__Action item__
What is needed is an exact copy of every entry.

Stored items from a collection
==*==

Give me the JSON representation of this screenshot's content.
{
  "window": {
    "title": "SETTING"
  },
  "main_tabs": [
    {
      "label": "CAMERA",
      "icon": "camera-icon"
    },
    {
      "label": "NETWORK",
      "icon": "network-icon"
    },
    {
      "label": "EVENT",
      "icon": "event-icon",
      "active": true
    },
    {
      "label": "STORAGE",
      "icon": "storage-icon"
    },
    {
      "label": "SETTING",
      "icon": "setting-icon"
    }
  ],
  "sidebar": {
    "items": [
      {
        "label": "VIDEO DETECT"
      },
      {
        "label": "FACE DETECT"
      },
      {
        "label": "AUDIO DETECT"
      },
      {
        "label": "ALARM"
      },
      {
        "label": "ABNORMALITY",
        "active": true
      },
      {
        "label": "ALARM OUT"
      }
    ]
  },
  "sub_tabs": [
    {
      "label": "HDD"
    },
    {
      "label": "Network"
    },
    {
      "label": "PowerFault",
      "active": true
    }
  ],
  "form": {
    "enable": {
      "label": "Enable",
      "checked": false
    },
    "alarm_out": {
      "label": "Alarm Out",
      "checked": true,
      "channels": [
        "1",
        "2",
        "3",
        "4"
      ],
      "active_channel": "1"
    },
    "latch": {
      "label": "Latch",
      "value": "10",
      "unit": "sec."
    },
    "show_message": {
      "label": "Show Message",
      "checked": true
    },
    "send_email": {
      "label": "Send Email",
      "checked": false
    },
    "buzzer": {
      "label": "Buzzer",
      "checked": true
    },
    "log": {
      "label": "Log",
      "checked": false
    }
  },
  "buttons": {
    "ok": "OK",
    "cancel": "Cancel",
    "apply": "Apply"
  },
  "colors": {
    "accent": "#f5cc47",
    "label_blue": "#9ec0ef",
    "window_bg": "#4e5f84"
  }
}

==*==

__Problem solution__
Give me the JSON representation of this screenshot's content.
{
  "window": {
    "title": "SETTING"
  },
  "main_tabs": [
    {
      "label": "CAMERA",
      "icon": "camera-icon"
    },
    {
      "label": "NETWORK",
      "icon": "network-icon"
    },
    {
      "label": "EVENT",
      "icon": "event-icon",
      "active": true
    },
    {
      "label": "STORAGE",
      "icon": "storage-icon"
    },
    {
      "label": "SETTING",
      "icon": "setting-icon"
    }
  ],
  "sidebar": {
    "items": [
      {
        "label": "VIDEO DETECT"
      },
      {
        "label": "FACE DETECT"
      },
      {
        "label": "AUDIO DETECT"
      },
      {
        "label": "ALARM"
      },
      {
        "label": "ABNORMALITY",
        "active": true
      },
      {
        "label": "ALARM OUT"
      }
    ]
  },
  "sub_tabs": [
    {
      "label": "HDD"
    },
    {
      "label": "Network"
    },
    {
      "label": "PowerFault",
      "active": true
    }
  ],
  "form": {
    "enable": {
      "label": "Enable",
      "checked": false
    },
    "alarm_out": {
      "label": "Alarm Out",
      "checked": true,
      "channels": [
        "1",
        "2",
        "3",
        "4"
      ],
      "active_channel": "1"
    },
    "latch": {
      "label": "Latch",
      "value": "10",
      "unit": "sec."
    },
    "show_message": {
      "label": "Show Message",
      "checked": true
    },
    "send_email": {
      "label": "Send Email",
      "checked": false
    },
    "buzzer": {
      "label": "Buzzer",
      "checked": true
    },
    "log": {
      "label": "Log",
      "checked": false
    }
  },
  "buttons": {
    "ok": "OK",
    "cancel": "Cancel",
    "apply": "Apply"
  },
  "colors": {
    "accent": "#f5cc47",
    "label_blue": "#9ec0ef",
    "window_bg": "#4e5f84"
  }
}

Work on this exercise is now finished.